▼

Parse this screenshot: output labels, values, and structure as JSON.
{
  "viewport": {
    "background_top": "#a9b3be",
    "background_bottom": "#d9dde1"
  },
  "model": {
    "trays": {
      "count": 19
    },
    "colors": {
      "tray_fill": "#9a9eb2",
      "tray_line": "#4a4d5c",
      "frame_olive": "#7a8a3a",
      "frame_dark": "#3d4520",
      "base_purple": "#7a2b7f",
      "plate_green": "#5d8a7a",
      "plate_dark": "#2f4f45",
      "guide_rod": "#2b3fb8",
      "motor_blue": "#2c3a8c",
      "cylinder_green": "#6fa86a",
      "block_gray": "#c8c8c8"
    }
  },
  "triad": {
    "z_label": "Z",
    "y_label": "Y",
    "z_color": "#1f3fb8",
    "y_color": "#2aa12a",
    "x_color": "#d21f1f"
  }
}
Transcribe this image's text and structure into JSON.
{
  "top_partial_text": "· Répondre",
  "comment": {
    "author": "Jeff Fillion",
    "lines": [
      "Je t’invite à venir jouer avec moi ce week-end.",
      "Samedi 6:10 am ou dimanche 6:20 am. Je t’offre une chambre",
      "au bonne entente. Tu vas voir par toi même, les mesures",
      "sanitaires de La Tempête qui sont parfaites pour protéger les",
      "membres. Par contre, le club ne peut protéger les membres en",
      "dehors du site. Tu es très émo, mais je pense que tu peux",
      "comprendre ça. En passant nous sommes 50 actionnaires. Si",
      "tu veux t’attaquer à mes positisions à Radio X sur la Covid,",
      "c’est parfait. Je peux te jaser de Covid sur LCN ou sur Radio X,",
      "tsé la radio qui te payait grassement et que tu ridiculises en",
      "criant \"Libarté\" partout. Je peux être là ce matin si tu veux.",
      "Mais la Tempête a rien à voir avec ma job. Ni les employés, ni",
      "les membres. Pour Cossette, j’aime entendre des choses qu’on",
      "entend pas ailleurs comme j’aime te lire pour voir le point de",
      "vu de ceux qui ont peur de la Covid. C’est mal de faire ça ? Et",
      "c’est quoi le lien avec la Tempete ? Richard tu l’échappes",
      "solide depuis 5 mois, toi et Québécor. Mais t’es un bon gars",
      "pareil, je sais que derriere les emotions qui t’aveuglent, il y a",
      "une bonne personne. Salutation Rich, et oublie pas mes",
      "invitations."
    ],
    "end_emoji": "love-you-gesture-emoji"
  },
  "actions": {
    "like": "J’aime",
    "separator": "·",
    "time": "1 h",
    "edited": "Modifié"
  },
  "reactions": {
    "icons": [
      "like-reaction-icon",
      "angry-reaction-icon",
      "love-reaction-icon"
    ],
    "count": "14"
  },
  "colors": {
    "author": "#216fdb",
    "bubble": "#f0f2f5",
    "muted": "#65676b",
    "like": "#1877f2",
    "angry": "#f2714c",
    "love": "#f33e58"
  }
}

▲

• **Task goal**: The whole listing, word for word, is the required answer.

• **Response to this exercise**:
Parse this screenshot: output labels, values, and structure as JSON.
{
  "viewport": {
    "background_top": "#a9b3be",
    "background_bottom": "#d9dde1"
  },
  "model": {
    "trays": {
      "count": 19
    },
    "colors": {
      "tray_fill": "#9a9eb2",
      "tray_line": "#4a4d5c",
      "frame_olive": "#7a8a3a",
      "frame_dark": "#3d4520",
      "base_purple": "#7a2b7f",
      "plate_green": "#5d8a7a",
      "plate_dark": "#2f4f45",
      "guide_rod": "#2b3fb8",
      "motor_blue": "#2c3a8c",
      "cylinder_green": "#6fa86a",
      "block_gray": "#c8c8c8"
    }
  },
  "triad": {
    "z_label": "Z",
    "y_label": "Y",
    "z_color": "#1f3fb8",
    "y_color": "#2aa12a",
    "x_color": "#d21f1f"
  }
}
Transcribe this image's text and structure into JSON.
{
  "top_partial_text": "· Répondre",
  "comment": {
    "author": "Jeff Fillion",
    "lines": [
      "Je t’invite à venir jouer avec moi ce week-end.",
      "Samedi 6:10 am ou dimanche 6:20 am. Je t’offre une chambre",
      "au bonne entente. Tu vas voir par toi même, les mesures",
      "sanitaires de La Tempête qui sont parfaites pour protéger les",
      "membres. Par contre, le club ne peut protéger les membres en",
      "dehors du site. Tu es très émo, mais je pense que tu peux",
      "comprendre ça. En passant nous sommes 50 actionnaires. Si",
      "tu veux t’attaquer à mes positisions à Radio X sur la Covid,",
      "c’est parfait. Je peux te jaser de Covid sur LCN ou sur Radio X,",
      "tsé la radio qui te payait grassement et que tu ridiculises en",
      "criant \"Libarté\" partout. Je peux être là ce matin si tu veux.",
      "Mais la Tempête a rien à voir avec ma job. Ni les employés, ni",
      "les membres. Pour Cossette, j’aime entendre des choses qu’on",
      "entend pas ailleurs comme j’aime te lire pour voir le point de",
      "vu de ceux qui ont peur de la Covid. C’est mal de faire ça ? Et",
      "c’est quoi le lien avec la Tempete ? Richard tu l’échappes",
      "solide depuis 5 mois, toi et Québécor. Mais t’es un bon gars",
      "pareil, je sais que derriere les emotions qui t’aveuglent, il y a",
      "une bonne personne. Salutation Rich, et oublie pas mes",
      "invitations."
    ],
    "end_emoji": "love-you-gesture-emoji"
  },
  "actions": {
    "like": "J’aime",
    "separator": "·",
    "time": "1 h",
    "edited": "Modifié"
  },
  "reactions": {
    "icons": [
      "like-reaction-icon",
      "angry-reaction-icon",
      "love-reaction-icon"
    ],
    "count": "14"
  },
  "colors": {
    "author": "#216fdb",
    "bubble": "#f0f2f5",
    "muted": "#65676b",
    "like": "#1877f2",
    "angry": "#f2714c",
    "love": "#f33e58"
  }
}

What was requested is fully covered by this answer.